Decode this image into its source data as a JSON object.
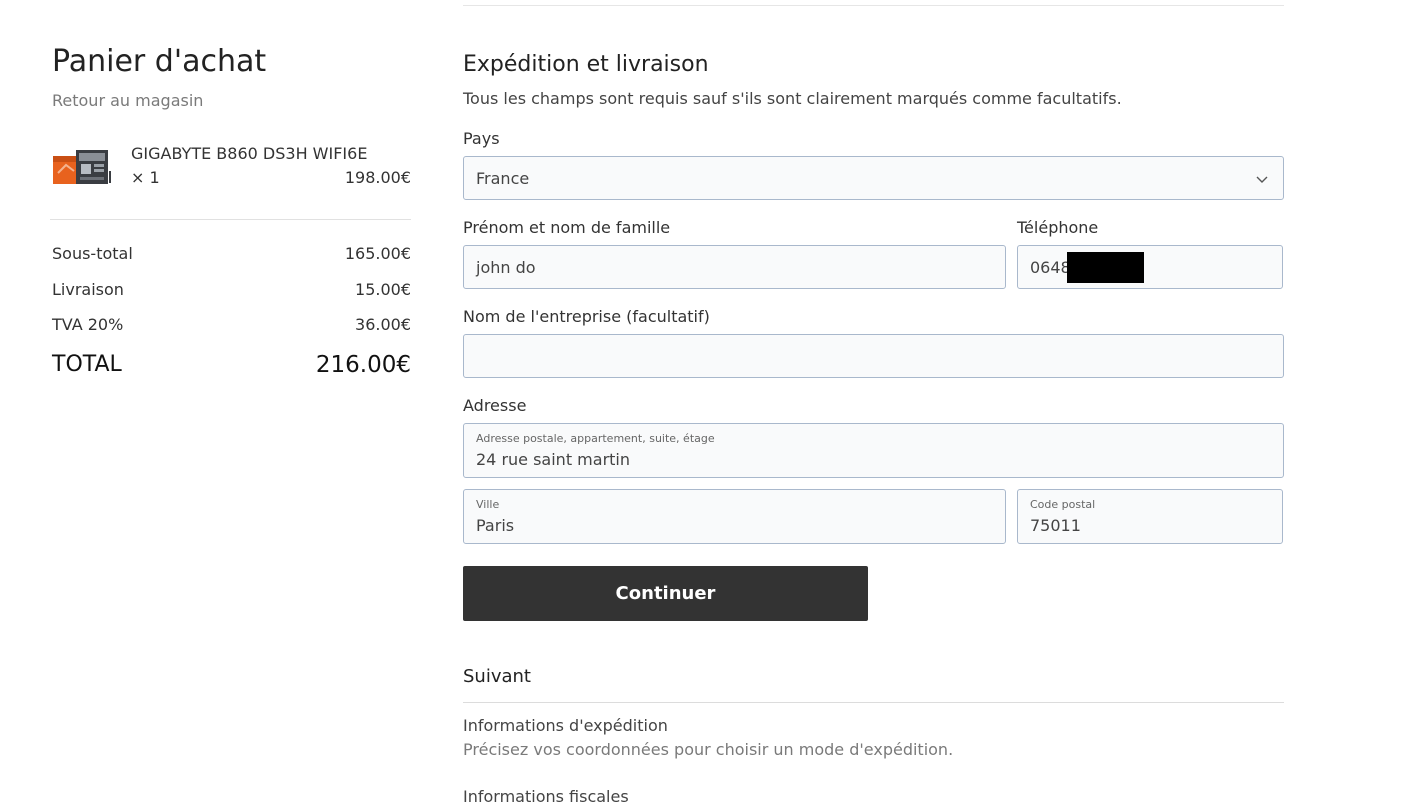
{
  "cart": {
    "title": "Panier d'achat",
    "back_link": "Retour au magasin",
    "item": {
      "thumb_icon": "motherboard-product-image",
      "name": "GIGABYTE B860 DS3H WIFI6E",
      "qty": "× 1",
      "price": "198.00€"
    },
    "summary": [
      {
        "label": "Sous-total",
        "value": "165.00€"
      },
      {
        "label": "Livraison",
        "value": "15.00€"
      },
      {
        "label": "TVA 20%",
        "value": "36.00€"
      }
    ],
    "total": {
      "label": "TOTAL",
      "value": "216.00€"
    }
  },
  "form": {
    "title": "Expédition et livraison",
    "note": "Tous les champs sont requis sauf s'ils sont clairement marqués comme facultatifs.",
    "country": {
      "label": "Pays",
      "value": "France",
      "icon": "chevron-down-icon"
    },
    "name": {
      "label": "Prénom et nom de famille",
      "value": "john do"
    },
    "phone": {
      "label": "Téléphone",
      "value": "0648"
    },
    "company": {
      "label": "Nom de l'entreprise (facultatif)",
      "value": ""
    },
    "address": {
      "label": "Adresse",
      "street_label": "Adresse postale, appartement, suite, étage",
      "street_value": "24 rue saint martin",
      "city_label": "Ville",
      "city_value": "Paris",
      "zip_label": "Code postal",
      "zip_value": "75011"
    },
    "continue_label": "Continuer"
  },
  "next": {
    "title": "Suivant",
    "steps": [
      {
        "title": "Informations d'expédition",
        "desc": "Précisez vos coordonnées pour choisir un mode d'expédition."
      },
      {
        "title": "Informations fiscales",
        "desc": ""
      }
    ]
  },
  "colors": {
    "button_bg": "#333333",
    "field_border": "#a9b8cc",
    "field_bg": "#f9fafb"
  }
}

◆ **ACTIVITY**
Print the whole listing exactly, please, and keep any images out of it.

◆ **ANSWER BELOW**
Decode this image into its source data as a JSON object.
{
  "cart": {
    "title": "Panier d'achat",
    "back_link": "Retour au magasin",
    "item": {
      "thumb_icon": "motherboard-product-image",
      "name": "GIGABYTE B860 DS3H WIFI6E",
      "qty": "× 1",
      "price": "198.00€"
    },
    "summary": [
      {
        "label": "Sous-total",
        "value": "165.00€"
      },
      {
        "label": "Livraison",
        "value": "15.00€"
      },
      {
        "label": "TVA 20%",
        "value": "36.00€"
      }
    ],
    "total": {
      "label": "TOTAL",
      "value": "216.00€"
    }
  },
  "form": {
    "title": "Expédition et livraison",
    "note": "Tous les champs sont requis sauf s'ils sont clairement marqués comme facultatifs.",
    "country": {
      "label": "Pays",
      "value": "France",
      "icon": "chevron-down-icon"
    },
    "name": {
      "label": "Prénom et nom de famille",
      "value": "john do"
    },
    "phone": {
      "label": "Téléphone",
      "value": "0648"
    },
    "company": {
      "label": "Nom de l'entreprise (facultatif)",
      "value": ""
    },
    "address": {
      "label": "Adresse",
      "street_label": "Adresse postale, appartement, suite, étage",
      "street_value": "24 rue saint martin",
      "city_label": "Ville",
      "city_value": "Paris",
      "zip_label": "Code postal",
      "zip_value": "75011"
    },
    "continue_label": "Continuer"
  },
  "next": {
    "title": "Suivant",
    "steps": [
      {
        "title": "Informations d'expédition",
        "desc": "Précisez vos coordonnées pour choisir un mode d'expédition."
      },
      {
        "title": "Informations fiscales",
        "desc": ""
      }
    ]
  },
  "colors": {
    "button_bg": "#333333",
    "field_border": "#a9b8cc",
    "field_bg": "#f9fafb"
  }
}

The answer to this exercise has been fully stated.